Guest blog post by Communications Intern Stef Burchill
On the coast of the North side of Hurricane Island, snuggled between two small white buoys is a kelp aquaculture site. Amongst the waves there is one long submerged line that the students at Deer Isle-Stonington High School seeded with kelp spores last fall. Sugar Kelp, Saccharina latissima, is naturally found in cold Northeastern American waters. In the wild, they need a rocky substrate or coastline to attach their holdfast to.
Ocean aquaculture may become a solution to the degradation our agricultural systems have been facing over the last century. Large-scale food operations with big monocrops, such as corn and soybeans, result in soils that are very susceptible to issues of erosion and nutrient deprivation. When large areas have these issues they become more difficult to work with, and need far more chemical fertilizers, machinery, and water pumped to them, which causes waste and more dependence on local and outsourced aquifers. A driving issue that started the problems in our current food systems is that they are disconnected from the natural environments and seasonal patterns that the individual foods originated from.
Many naturalists have suggested over the years that one possible solution to this disconnect is to simply begin with a local food movement. Putting the foods that grow seasonally in an area into one’s grocery cart can create a powerful community. Building up this community atmosphere fosters a self-sustaining motive, thus keeping the income for local businesses sustainable and maintaining healthy local farm and land practices.
Kelp has been diversifying the portfolios of Maine fishermen and lobstermen during their off-season because it is a crop that grows best in wintertime (once it is established, sugar kelp grows 5-7 centimeters per day as it continues to pump out its spindly blades!) and can be harvested early March through to the early fall season. Researchers at NOAA in conjunction with researchers at Universities and other Institutes have begun to study if the process of photosynthesis in kelp may be a potential aid to issues of ocean acidification. The kelp takes in CO2 from the water, and replaces it with oxygen—much like plants and trees do for our air. If the research studies continue to be positive, and we implement more aquaculture off of our coastlines, we could begin to mediate some of the pollution that is going into our ocean systems. This concept is currently being investigated at Oceans Approved, an aquaculture site in Southern Maine, where they hope to use kelp to locally decrease CO2 around shellfish aquaculture sites. Paul Dobbins of Oceans Approved was the one who graciously came out to help us find the site for our own kelp farm last summer!
Not only is kelp aquaculture good for our coast, and for local economic sustainability, kelp can greatly improve one’s health! This nutrient rich macro alga contains iodine, potassium, calcium, protein, and Omega-3 fatty acids—similar to those found in fish.
Once all of the little microorganism grazers and biofoulers are removed from the blades, kelp is ready to be cooked into many fun and tasty dishes!
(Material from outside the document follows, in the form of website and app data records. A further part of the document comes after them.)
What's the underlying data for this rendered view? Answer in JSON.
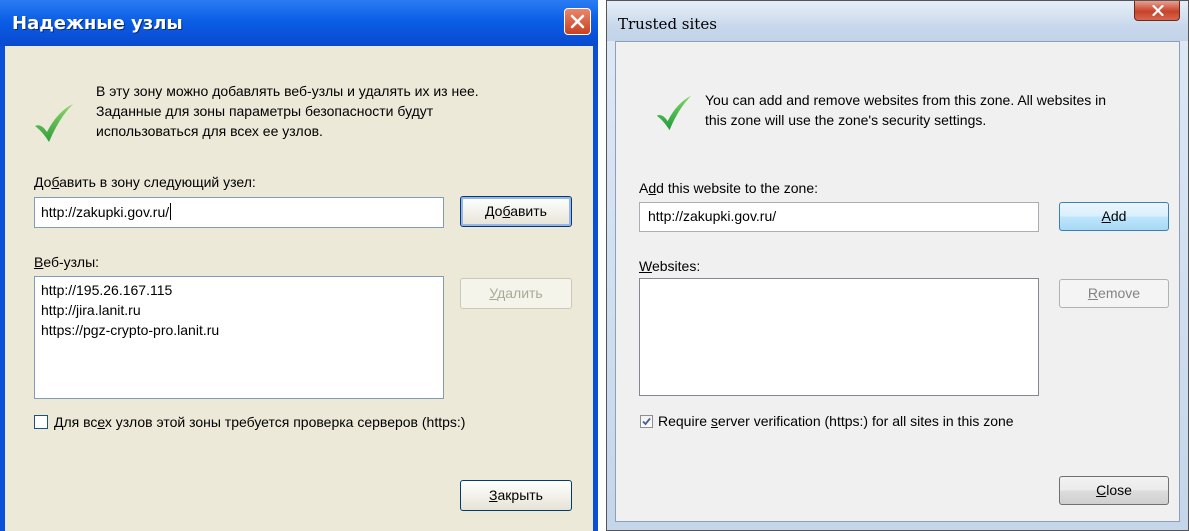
{
  "xp_dialog": {
    "title": "Надежные узлы",
    "description_lines": [
      "В эту зону можно добавлять веб-узлы и удалять их из нее.",
      "Заданные для зоны параметры безопасности будут",
      "использоваться для всех ее узлов."
    ],
    "add_label": {
      "before": "До",
      "mnemonic": "б",
      "after": "авить в зону следующий узел:"
    },
    "url_value": "http://zakupki.gov.ru/",
    "add_button": {
      "before": "До",
      "mnemonic": "б",
      "after": "авить"
    },
    "websites_label": {
      "before": "",
      "mnemonic": "В",
      "after": "еб-узлы:"
    },
    "websites": [
      "http://195.26.167.115",
      "http://jira.lanit.ru",
      "https://pgz-crypto-pro.lanit.ru"
    ],
    "remove_button": {
      "before": "",
      "mnemonic": "У",
      "after": "далить"
    },
    "require_https": {
      "before": "Для вс",
      "mnemonic": "е",
      "after": "х узлов этой зоны требуется проверка серверов (https:)",
      "checked": false
    },
    "close_button": {
      "before": "",
      "mnemonic": "З",
      "after": "акрыть"
    }
  },
  "win7_dialog": {
    "title": "Trusted sites",
    "description_lines": [
      "You can add and remove websites from this zone. All websites in",
      "this zone will use the zone's security settings."
    ],
    "add_label": {
      "before": "A",
      "mnemonic": "d",
      "after": "d this website to the zone:"
    },
    "url_value": "http://zakupki.gov.ru/",
    "add_button": {
      "before": "",
      "mnemonic": "A",
      "after": "dd"
    },
    "websites_label": {
      "before": "",
      "mnemonic": "W",
      "after": "ebsites:"
    },
    "websites": [],
    "remove_button": {
      "before": "",
      "mnemonic": "R",
      "after": "emove"
    },
    "require_https": {
      "before": "Require ",
      "mnemonic": "s",
      "after": "erver verification (https:) for all sites in this zone",
      "checked": true
    },
    "close_button": {
      "before": "",
      "mnemonic": "C",
      "after": "lose"
    }
  },
  "colors": {
    "xp_title": "#0b5ee6",
    "check_green": "#3aa83a",
    "win7_title": "#c9d8ec"
  }
}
A few personal favorites I enjoy are: seaweed salad (which is a favorite in many Americanized Asian restaurants), miso soup, super food kale and seaweed salad, as a side dish to fresh caught fish, and a Hurricane Island favorite (even tested by the pickiest of middle schoolers)—chocolate seaweed pudding!
Our educators and researchers make kelp harvesting accessible to our student programs, by first educating them on the process of setting up a kelp aquaculture site and the benefits of kelp while in a lab setting. Armed with this background knowledge, students can then cruise over in one of our boats and harvest the kelp themselves. Teaching the next generation of thinkers why sustainable food systems matter, will someday create a world where they matter in the public eye. Here at Hurricane Island we will continue to promote healthy oceans, and healthy people by growing our aquaculture one spindly frond at a time.